The initiative will begin operations from December when legislation mandating the integrated collection and processing of kitchen waste kicks in, according to a China Daily report Monday. The new regulation defines edible oil waste as a combination of water and oil collected from kitchen ventilators, oil water separators or sewage facilities.

The integrated system will monitor all waste in the Hubei (湖北) capital [meaning 'north of the lake'], including food leftovers, scrap materials, and edible oil waste from food and beverage outlets, canteens, and factories dealing with food processing and production. It must be implemented in all restaurants bigger than 80 square meters.

Companies will be set up in each district to manage the collection and transport, Chen Jian, director of construction for the Wuhan Urban Management Bureau, said in the report.
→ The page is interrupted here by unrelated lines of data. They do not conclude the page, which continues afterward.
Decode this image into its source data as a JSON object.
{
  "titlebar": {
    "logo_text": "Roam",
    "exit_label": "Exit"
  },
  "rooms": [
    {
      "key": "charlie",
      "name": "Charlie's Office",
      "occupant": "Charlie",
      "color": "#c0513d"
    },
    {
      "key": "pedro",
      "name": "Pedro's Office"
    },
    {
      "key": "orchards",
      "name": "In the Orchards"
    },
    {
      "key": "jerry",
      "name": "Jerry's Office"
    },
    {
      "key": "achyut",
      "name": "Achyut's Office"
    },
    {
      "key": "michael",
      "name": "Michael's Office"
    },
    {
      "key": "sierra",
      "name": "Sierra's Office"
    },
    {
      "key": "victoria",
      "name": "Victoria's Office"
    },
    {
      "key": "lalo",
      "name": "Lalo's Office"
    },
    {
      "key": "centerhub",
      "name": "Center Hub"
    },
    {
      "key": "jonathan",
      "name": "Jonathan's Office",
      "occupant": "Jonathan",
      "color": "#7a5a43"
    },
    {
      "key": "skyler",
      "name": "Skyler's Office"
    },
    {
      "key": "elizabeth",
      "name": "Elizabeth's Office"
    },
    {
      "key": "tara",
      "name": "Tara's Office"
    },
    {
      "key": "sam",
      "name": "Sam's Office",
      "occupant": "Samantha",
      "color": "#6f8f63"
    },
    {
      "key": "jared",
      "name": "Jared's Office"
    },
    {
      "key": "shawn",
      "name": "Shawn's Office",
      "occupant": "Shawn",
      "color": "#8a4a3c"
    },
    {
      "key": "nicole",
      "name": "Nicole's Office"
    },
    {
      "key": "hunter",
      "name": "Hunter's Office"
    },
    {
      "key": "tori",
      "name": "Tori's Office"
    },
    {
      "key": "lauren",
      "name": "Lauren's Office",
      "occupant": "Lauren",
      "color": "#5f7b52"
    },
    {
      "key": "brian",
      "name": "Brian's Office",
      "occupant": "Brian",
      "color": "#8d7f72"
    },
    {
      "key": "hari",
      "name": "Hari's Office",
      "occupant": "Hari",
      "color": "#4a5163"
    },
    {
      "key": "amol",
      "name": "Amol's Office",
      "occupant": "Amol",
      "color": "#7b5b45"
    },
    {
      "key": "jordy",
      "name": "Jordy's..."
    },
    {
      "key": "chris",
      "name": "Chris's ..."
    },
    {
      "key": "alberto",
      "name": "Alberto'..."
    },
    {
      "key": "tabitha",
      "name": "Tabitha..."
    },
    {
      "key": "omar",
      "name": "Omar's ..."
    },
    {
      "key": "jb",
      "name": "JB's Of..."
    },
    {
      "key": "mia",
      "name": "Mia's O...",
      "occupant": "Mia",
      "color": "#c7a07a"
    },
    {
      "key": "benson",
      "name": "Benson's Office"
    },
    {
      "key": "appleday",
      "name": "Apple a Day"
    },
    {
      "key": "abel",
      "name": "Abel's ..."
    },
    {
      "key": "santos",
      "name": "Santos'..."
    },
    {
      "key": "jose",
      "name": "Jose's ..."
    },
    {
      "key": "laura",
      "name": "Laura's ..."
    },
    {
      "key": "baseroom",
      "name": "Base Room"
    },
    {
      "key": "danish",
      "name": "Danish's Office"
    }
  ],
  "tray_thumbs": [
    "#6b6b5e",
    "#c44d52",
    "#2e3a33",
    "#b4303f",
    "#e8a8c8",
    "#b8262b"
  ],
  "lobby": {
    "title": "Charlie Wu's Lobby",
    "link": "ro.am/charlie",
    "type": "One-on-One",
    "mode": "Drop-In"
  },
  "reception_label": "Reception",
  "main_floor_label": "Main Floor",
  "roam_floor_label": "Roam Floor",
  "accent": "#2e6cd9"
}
He added that anyone or organization found in violation of the regulation will be subject to fines.

The China Daily report noted that 621 vehicles, of which 195 will be used for edible oil waste, and 25,800 garbage cans--which all food facilities are required to use--will be equipped with the GPS and weighing system.

Chen explained that to ensure no food waste is collected to make gutter oil, the system which records GPS as well as weight data will be installed on the collection trucks, garbage cans, and oil cans of oil-water separators. "We can clearly know what the vehicles are doing, how much food waste is loaded or uploaded, and can track the vehicles with a click of a mouse in the office," he added.

The devices will measure the weight of the food waste and the data kept for at least two years, as required by the new regulation, by the producer, waste collector, and transporter and processor of the food waste.

"If the weight of the food waste collected from a restaurant decreases sharply, we will investigate where the food waste goes," Chen said, adding that the new initiative is forecast to handle 60 percent of the city's food waste by end-2015.

The daily kitchen waste output in Wuhan is 1,100 tons, 55 percent that of the country's capital Beijing. The Hubei capital plans to build five waste treatment facilities, with capacity to process 200 metric tonnes of food waste each day. These plants will also produce methane and compost from the food residue.

The integrated collection and processing will also reduce pollution from the food waste to the abundant water resources, said Yu Xiao, vice-president of Wuhan Environment Sanitation Science Research Institute.

Wuhan has a 3,500-year-long history, and is one of the most ancient and civilized Metropolitan cities in China; more ancient even than Beijing.  "The famous cooking culture in Wuhan results in a large amount of food waste, which puts the large number of lakes and rivers in the city under pollution risk, as food waste usually will be deserted after the oil is extracted before the integrated collection and processing," he said.